### Exercise brief
Go line by line through the entries below and copy those containing the string "Capital".

──────── Data supplied ────────

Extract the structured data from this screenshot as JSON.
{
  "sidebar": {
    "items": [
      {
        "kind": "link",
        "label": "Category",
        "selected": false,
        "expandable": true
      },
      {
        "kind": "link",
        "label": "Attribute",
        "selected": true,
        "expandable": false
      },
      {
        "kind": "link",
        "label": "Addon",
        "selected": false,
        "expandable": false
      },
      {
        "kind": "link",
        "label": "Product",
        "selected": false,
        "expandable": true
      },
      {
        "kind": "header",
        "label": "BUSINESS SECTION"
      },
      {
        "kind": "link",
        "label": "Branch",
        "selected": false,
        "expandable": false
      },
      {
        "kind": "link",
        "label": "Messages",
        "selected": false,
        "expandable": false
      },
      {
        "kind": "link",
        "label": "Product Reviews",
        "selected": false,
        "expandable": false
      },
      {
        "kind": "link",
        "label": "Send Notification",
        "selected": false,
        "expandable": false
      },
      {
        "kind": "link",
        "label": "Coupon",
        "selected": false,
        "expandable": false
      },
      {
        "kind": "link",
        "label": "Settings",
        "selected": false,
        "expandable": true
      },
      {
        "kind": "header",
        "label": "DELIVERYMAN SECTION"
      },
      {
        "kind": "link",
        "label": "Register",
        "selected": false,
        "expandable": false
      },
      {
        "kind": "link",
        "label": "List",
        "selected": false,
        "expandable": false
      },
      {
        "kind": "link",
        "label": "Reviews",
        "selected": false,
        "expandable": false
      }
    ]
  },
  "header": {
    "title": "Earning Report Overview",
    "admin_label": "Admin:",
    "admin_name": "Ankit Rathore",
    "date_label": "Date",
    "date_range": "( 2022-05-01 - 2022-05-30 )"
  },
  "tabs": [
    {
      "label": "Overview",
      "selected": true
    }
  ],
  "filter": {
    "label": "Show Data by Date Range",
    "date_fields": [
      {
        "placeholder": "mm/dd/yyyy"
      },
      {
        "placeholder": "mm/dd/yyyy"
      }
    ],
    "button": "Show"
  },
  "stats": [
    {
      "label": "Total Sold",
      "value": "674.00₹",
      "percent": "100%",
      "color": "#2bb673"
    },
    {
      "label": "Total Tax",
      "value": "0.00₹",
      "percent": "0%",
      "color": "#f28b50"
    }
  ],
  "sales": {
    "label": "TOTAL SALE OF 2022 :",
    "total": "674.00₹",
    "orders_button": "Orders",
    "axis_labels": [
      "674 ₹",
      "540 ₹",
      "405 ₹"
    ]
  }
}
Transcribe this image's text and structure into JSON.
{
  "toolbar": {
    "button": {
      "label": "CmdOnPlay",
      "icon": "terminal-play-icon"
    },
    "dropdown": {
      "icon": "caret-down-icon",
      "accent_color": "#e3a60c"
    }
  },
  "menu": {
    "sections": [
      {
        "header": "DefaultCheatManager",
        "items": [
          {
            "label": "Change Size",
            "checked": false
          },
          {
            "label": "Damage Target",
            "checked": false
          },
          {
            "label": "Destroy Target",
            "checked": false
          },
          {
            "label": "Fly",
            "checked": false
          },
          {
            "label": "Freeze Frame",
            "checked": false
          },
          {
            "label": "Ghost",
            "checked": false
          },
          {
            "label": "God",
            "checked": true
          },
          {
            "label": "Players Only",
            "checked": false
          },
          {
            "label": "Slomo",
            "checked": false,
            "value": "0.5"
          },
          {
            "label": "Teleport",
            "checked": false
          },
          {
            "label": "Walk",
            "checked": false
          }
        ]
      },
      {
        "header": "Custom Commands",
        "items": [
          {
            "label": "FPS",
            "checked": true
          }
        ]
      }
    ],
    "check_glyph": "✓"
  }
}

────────
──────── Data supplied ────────

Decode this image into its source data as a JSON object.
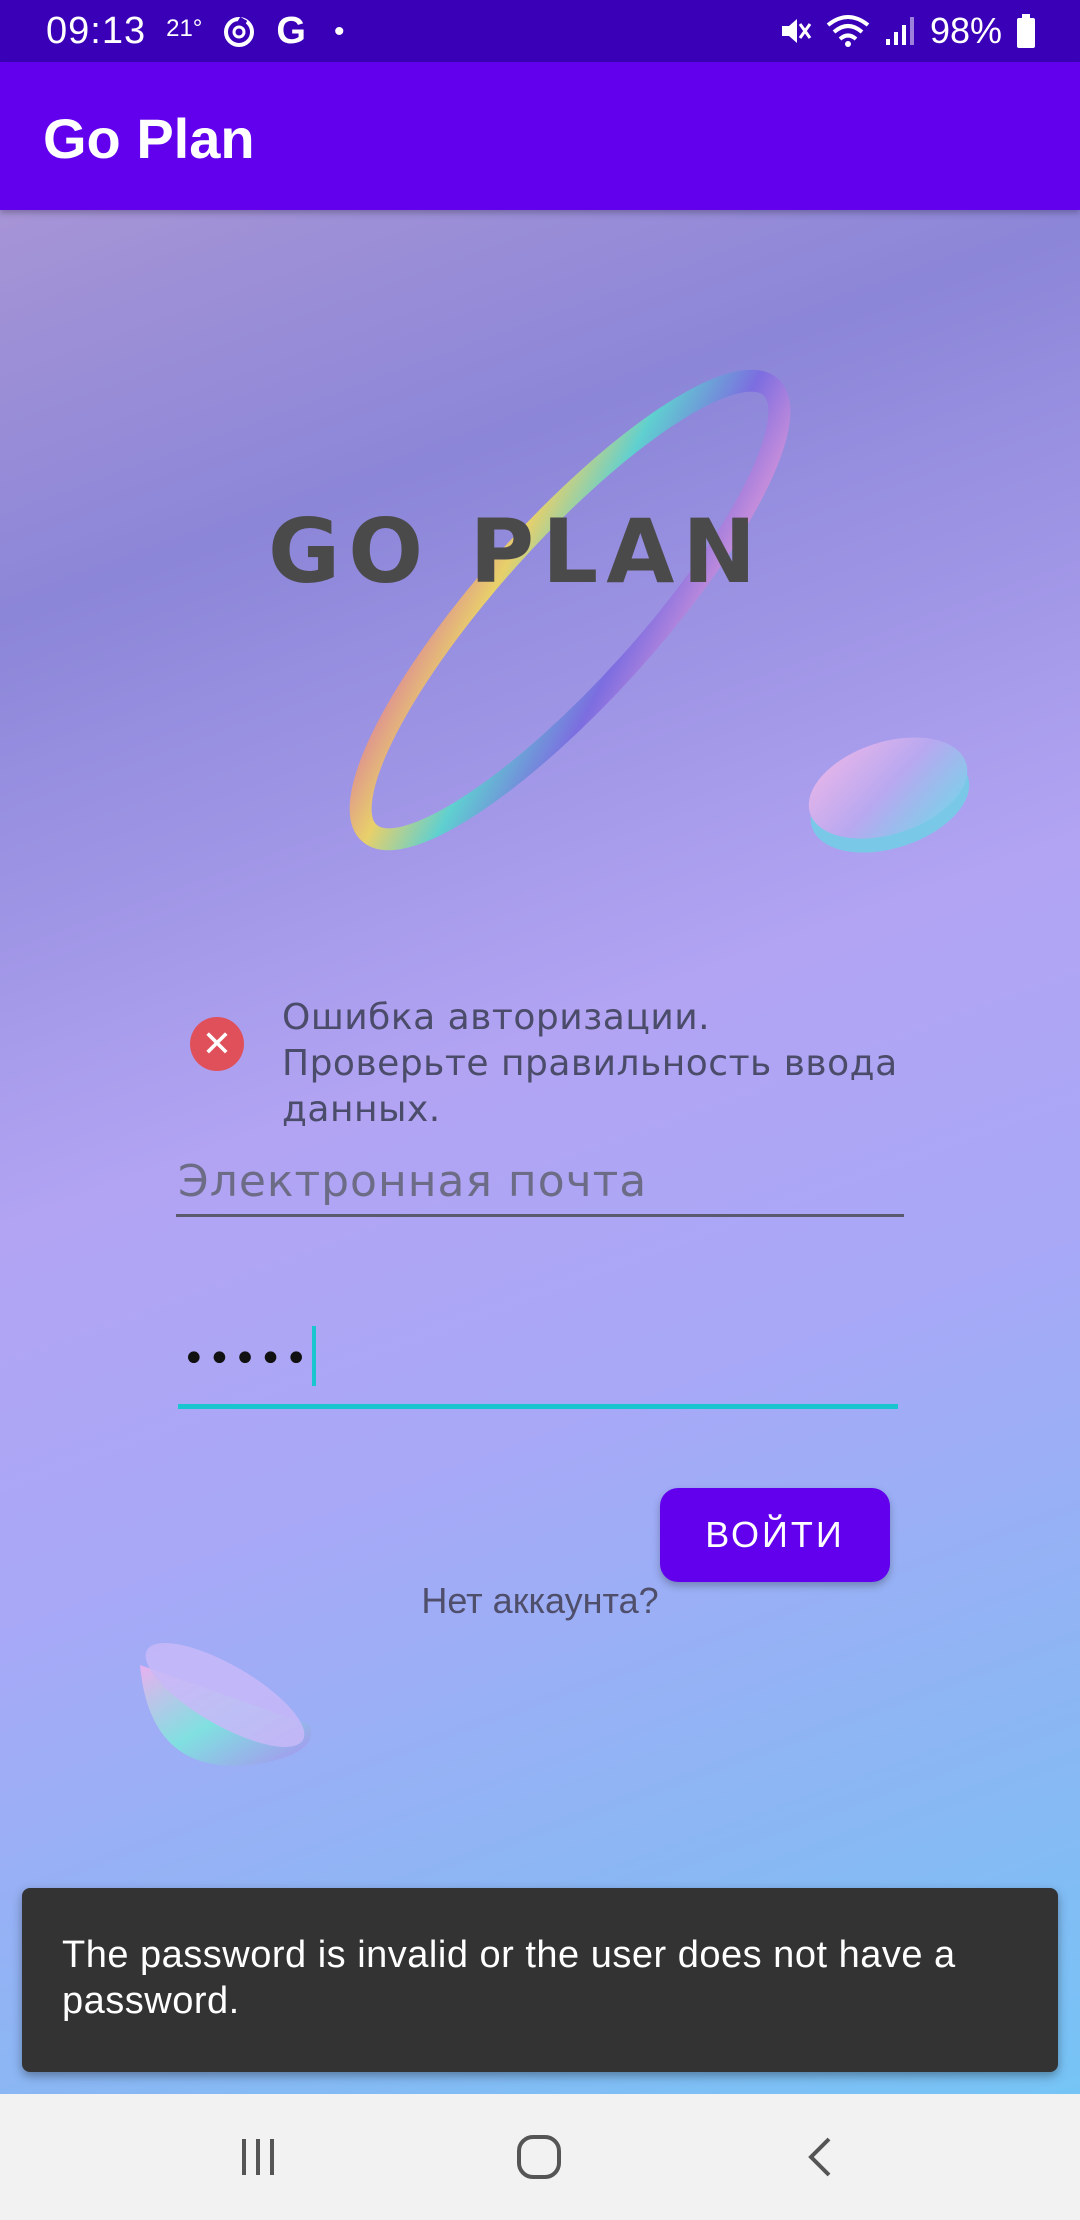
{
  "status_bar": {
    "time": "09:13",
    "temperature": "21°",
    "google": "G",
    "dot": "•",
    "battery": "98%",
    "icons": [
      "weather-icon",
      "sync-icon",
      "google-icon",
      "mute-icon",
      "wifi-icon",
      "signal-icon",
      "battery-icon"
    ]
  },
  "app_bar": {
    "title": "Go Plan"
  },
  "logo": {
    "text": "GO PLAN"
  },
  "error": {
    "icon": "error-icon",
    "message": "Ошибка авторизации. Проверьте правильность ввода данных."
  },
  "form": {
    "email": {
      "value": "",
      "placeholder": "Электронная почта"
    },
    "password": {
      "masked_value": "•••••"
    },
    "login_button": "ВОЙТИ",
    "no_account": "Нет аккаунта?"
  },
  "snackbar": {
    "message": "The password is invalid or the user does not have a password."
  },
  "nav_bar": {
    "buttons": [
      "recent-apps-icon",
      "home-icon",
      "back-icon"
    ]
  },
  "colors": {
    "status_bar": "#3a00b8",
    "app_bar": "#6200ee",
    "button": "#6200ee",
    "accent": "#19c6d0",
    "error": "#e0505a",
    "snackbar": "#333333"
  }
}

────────
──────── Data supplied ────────

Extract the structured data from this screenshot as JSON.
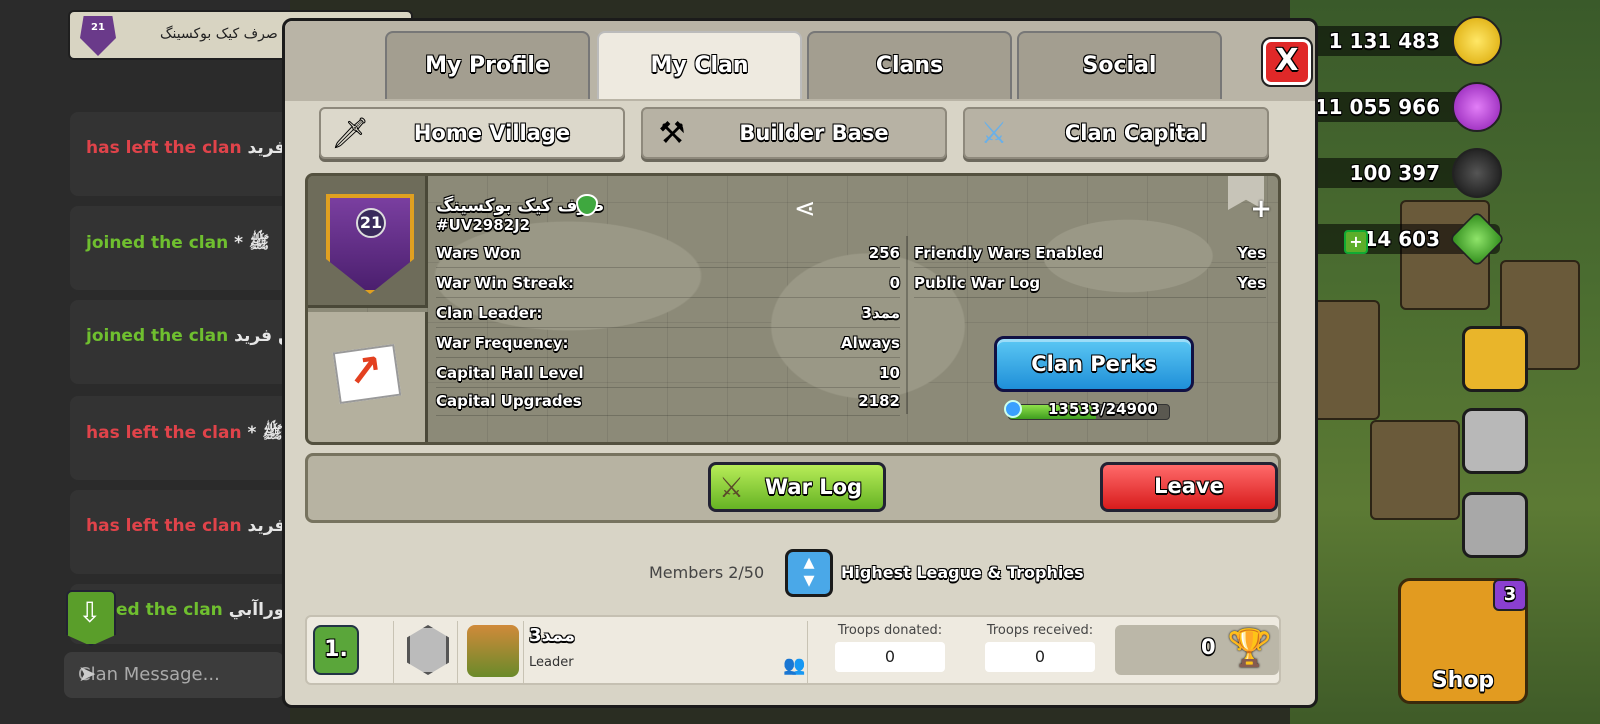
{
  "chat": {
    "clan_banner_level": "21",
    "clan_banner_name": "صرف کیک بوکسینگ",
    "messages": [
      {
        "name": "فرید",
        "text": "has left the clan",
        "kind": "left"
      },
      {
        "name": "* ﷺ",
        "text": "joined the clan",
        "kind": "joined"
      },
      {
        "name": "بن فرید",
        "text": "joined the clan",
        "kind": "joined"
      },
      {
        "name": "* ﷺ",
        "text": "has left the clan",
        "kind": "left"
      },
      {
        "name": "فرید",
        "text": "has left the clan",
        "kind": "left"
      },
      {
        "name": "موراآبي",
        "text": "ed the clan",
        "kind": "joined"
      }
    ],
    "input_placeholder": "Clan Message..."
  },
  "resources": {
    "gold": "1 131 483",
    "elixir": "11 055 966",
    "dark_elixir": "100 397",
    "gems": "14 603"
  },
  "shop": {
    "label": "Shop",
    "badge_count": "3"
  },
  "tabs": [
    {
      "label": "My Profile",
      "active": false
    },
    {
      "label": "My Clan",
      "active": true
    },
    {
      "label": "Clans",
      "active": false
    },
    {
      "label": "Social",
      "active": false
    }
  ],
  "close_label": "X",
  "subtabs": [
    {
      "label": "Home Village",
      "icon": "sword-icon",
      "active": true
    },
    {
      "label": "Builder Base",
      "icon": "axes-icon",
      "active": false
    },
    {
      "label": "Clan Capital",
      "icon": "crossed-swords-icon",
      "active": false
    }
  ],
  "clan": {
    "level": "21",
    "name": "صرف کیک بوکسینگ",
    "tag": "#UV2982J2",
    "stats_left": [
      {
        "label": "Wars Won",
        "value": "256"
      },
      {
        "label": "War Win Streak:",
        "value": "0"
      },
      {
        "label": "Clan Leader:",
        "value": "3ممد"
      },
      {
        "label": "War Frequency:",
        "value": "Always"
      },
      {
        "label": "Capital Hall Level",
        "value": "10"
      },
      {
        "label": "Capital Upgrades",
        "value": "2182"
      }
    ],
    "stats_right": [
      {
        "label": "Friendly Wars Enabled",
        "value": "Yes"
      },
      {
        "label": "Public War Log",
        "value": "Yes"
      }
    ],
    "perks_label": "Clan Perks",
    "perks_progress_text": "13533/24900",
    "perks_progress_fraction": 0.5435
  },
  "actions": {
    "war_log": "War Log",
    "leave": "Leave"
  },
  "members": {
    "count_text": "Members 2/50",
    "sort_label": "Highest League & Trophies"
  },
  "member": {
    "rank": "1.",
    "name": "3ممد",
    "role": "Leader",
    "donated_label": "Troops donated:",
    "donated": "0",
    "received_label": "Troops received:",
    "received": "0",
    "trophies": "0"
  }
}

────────

### Task result
      "label": "Clan Capital",
        "label": "Capital Hall Level",
        "label": "Capital Upgrades",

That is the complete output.